#### Exercise details
When you find the word "operator" in a line of the entries, please copy the whole line.

#### Data extracts
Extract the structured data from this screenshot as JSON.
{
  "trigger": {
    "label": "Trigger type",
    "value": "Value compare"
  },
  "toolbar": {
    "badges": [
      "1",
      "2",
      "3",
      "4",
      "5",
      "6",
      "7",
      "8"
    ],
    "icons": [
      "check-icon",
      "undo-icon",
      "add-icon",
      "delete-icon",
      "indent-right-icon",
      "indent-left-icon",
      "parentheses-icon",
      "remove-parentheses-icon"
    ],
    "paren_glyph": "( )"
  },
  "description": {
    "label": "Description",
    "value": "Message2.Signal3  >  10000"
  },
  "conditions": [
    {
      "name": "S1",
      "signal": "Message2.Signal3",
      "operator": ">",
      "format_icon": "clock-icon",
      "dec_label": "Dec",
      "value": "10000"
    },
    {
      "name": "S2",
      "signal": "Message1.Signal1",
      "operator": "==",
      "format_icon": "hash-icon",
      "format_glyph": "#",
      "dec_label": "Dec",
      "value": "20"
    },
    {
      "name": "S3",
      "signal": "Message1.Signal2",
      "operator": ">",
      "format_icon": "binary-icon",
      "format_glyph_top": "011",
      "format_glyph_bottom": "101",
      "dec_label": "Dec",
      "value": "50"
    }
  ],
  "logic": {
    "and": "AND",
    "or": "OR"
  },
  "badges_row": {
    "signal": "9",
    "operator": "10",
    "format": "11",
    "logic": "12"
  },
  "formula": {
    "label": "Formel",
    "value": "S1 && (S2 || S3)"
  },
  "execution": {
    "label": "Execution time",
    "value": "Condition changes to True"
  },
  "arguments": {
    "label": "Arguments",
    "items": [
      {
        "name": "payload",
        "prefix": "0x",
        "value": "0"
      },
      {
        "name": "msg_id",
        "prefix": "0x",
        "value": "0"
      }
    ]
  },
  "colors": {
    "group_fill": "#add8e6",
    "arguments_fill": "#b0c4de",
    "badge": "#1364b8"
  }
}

#### Answer space
      "operator": ">",
      "operator": "==",
      "operator": ">",
    "operator": "10",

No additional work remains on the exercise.